(Items from an interface collection)
________________________

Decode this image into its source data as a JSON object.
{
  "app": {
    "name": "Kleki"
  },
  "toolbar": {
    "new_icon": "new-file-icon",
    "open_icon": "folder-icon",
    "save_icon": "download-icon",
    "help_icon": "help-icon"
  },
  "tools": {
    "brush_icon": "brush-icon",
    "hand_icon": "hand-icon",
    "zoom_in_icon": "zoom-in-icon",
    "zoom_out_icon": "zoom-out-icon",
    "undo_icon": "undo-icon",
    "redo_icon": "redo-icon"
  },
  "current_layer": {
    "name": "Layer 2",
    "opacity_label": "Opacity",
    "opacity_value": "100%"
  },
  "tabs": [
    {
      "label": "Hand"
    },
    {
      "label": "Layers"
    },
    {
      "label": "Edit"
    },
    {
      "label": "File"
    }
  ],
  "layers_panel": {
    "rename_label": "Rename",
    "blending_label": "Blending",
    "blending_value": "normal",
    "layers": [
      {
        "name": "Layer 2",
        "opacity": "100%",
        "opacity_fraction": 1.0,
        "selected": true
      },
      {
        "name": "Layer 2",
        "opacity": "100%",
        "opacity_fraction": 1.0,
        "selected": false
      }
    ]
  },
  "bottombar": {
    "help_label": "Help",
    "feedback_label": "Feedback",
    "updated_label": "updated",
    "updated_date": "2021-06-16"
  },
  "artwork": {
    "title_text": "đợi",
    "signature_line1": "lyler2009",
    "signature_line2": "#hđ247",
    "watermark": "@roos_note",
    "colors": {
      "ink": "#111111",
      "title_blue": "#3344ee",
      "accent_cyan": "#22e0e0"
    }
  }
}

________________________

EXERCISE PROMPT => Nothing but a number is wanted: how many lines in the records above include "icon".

ANSWER SECTION => 10